People in my life question the choices I’ve made since I last wrote a post for this blog. I will not squeeze myself into the constructs they’ve built for me. Perhaps some of them will read here and gain understanding. Perhaps not.
The short story below is one I wrote at the same time I was writing posts for this blog. It does not reflect my reality at the time or now. This story is a manifestation of my struggle with a problem I had yet to identify.
I remember when digital surround sound first came out in theatres. Before the start of the film, the audience would be informed of the use of this new technology. A tone would be played throughout the theatre, so that the audience could experience the enhanced auditory experience of surround sound. The sound would seem to start small and to gradually grow. The effect was impressive. I would think that the sound had reached it’s zenith, but it would continue to swell until it became almost oppresive to my ears.
This is how I best describe what preceeded the life choices I have made during the last two years since I wrote the short story below. For me, the sound started small in 2008. It continued to swell until I could no longer ignore it.
One thing about the short story below that is accurate is that my life was out there somethere, waiting for me to find it.
During the first week of March she walked out of her life. It seemed very sudden to everyone except her. She did not know when the process of disengagement began. Perhaps it was on Christmas day when the power went out in half of the house, and she finally voiced her dislike of the home they had rented for the last 12 years. In January she noticed her growing apathy towards her daily routine. Laundry on Monday, preschool Tuesday, groceries Wednesday, garbage pickup Thursday, cleaning Friday, laundry again Saturday. Sunday was a vacuum of time she was forced to wade through each week. By February she had developed a tolerance for her children that she had never before felt. Her talent for patience with children had never extended to her own. Her toddler son’s verbal gaffes no longer amused her. Her daughter’s sleeping form no longer moved her. She wasn’t alarmed by her indifference towards her two children. It was a relief, actually, to no longer become emotionally involved in their screaming matches.
She began to feel like an interloper, and by the first week in March she knew she was living someone else’s life. She woke up one morning to find that somewhere between the wedding cake 12 years ago (alternating lays of chocolate and banana, white icing, fresh flowers on top) and that crockpot dish she liked to make (always forgetting that her husband couldn’t eat it on account of the cream of chicken soup she used), she had strayed from her intended path. Maybe she should have acted on her idea, when she was 13, of running away to live with that relative who lived far away. If only she had been brave enough then, how different her life might have been that first week of March.
She found it interesting no one else seemed to notice that she was falling out of step with her environment. The last week in February she accompanied her parents and children to the all-you-can-eat buffet in town. Her husband was working. He was always working. Her children ate quickly and began happily chasing each other around the mostly empty dining room.

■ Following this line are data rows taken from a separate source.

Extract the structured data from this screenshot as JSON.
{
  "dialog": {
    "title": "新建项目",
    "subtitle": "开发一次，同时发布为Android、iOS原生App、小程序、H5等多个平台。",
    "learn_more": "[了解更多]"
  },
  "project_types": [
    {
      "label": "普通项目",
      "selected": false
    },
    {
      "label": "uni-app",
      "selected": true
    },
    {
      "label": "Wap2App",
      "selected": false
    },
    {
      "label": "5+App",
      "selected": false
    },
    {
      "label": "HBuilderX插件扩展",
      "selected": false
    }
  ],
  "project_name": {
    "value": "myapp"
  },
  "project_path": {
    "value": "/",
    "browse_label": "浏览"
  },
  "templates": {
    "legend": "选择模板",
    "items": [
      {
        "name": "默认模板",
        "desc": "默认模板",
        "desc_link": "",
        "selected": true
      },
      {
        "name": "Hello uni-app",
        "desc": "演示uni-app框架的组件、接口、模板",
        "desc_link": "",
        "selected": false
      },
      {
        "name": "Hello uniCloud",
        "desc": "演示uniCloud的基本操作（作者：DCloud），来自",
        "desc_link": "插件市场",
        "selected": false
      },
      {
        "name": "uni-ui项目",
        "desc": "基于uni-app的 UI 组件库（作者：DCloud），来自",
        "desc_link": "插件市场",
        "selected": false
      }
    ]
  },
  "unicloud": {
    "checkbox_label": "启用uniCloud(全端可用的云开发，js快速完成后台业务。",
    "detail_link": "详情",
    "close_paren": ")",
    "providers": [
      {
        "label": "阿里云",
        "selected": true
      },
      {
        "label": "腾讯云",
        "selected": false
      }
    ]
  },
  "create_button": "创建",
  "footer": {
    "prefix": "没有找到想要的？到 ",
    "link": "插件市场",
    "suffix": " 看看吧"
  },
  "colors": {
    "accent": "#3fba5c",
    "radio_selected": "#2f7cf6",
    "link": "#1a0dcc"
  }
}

She sighed, and it occurred to her how tired she had been feeling recently.
Her parents’ conversation centered around the tenderness of the chicken breast and the way the green beans were seasoned. “Mmm-hmm,” She would murmur occasionally. She had lost interest in food, and she struggled to remember when she herself had made comments about ribs and peanut butter pie. Certainly she had at some point, but on this day she was distracted by her own overwhelming boredom.
She had always felt drawn to water, and she thrived during the summer months. She began to research southern cities—Atlanta or Memphis. And weren’t there islands off of the Carolinas? She became convinced that her life was somewhere else, waiting for her to find it. She spent time looking at photographs and maps on websites. She checked rental listings.
Of course there was the matter of money. She couldn’t very well walk out of her life without any way to support herself once she got to her destination. She and her husband did not have savings. There was money her husband had put into the stock market a couple of years ago, but that wasn’t much, and she didn’t know how to get to it without her husband knowing. She had a life insurance policy that she could cash in for a couple of thousand dollars. That would work for traveling money. She also had a retirement account that she could cash in. That would get her started until she found a job.
It was Monday, the first week of March. Tomorrow was the day. She sat in her dining room and envisioned the following day. She would take her daughter to school at 7:30, her son to preschool at 9:00. It would 1:00 before anyone noticed that she was gone. The first alert would occur when she did not show up to retrieve her son. The preschool teachers would call her phone. She would not answer. They would call her husband at work. He would have to leave, which would irritate him—a necessary inconvenience. It would do him good, she thought, to have to take over when it came to caring for the children. She wondered if her son would be upset. Not likely, she decided. He loved preschool, and she didn’t think he was old enough to realize that she was gone permanently. At least, not that day. Her daughter would be in school until 2:30. Her daughter would be upset—no—terrified—but that thought did not linger in her mind.
She smiled as she saw the sign for I95 south. She felt the tension drain from her body—left behind on the highway.